Not really, but you understand.
This buck is the 'alpha' in the wild deer herd that frequents my place. He outweighs the other bucks by what looks to be about 30-50 lbs. He looks like he's on steroids compared to the next buck in line.
I have several friends that are hunters that would love to put him in their freezer because of that extra weight.
BUT--there tends to be a code among deer hunters that says you always leave the largest buck for future breeding. That ensures generations of healthy, good looking deer.
In this case, I'm beginning to wonder.
If he is the father of all the fawns that have been born in the last several years, something is not quite right in what he is passing along.
I have observed several things in his fawns for the last 3 years at least.
1. They often don't live a month.
2. If they do live, they don't grow properly.
3. The bucks that he throws are what is called 'spike' bucks (single antlers with no branches).
I realize that he only provides 50% of the genetics for these fawns, but could all the does in the herd have something wrong with their 50%? Unlikely.
The only surviving fawn this year is tiny. I wonder if she'll make it through the winter.
The fawn in my header is from last summer. He did not make it despite his healthy appearance.
Weather could be said to be a factor this year. Extreme heat and drought have caused food sources for the deer to be incredibly hard to find.
The same cannot be said of last spring and summer (2010) though. We only had a couple days above 100* and we had plentiful rains. His fawns did not survive that summer either. Again, only a couple did and they are tiny this year. They look like they didn't grow at all over the winter.
The twist in this story: We have far, far too many deer for the acreage that is available for them. The fact that the fawns are dying off or not thriving is actually keeping the herd smaller.
On one hand, the big buck's genetics could be keeping the population in check.
On the other hand, many of the deer are suffering because of it.
The does carry a fawn to term---taxing her body during the winter months, only to have the fawn die.

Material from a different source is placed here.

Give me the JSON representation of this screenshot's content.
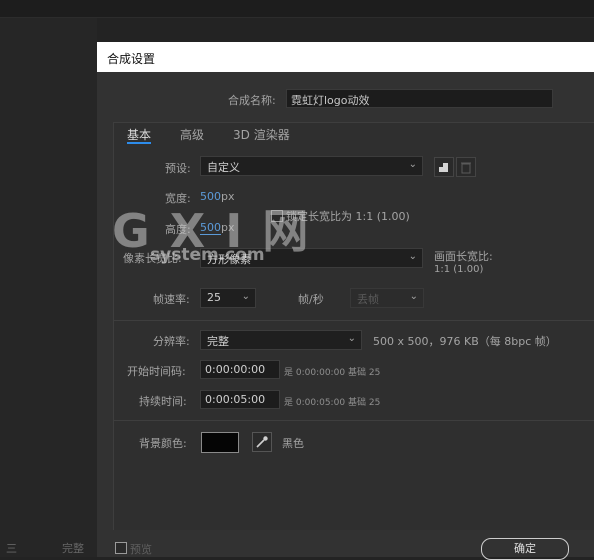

The fawns die or are abandoned, I don't know which.
The question then becomes: Do we cull this buck to bring a healthier genetic base to the deer or leave him be so the general population stays where it is?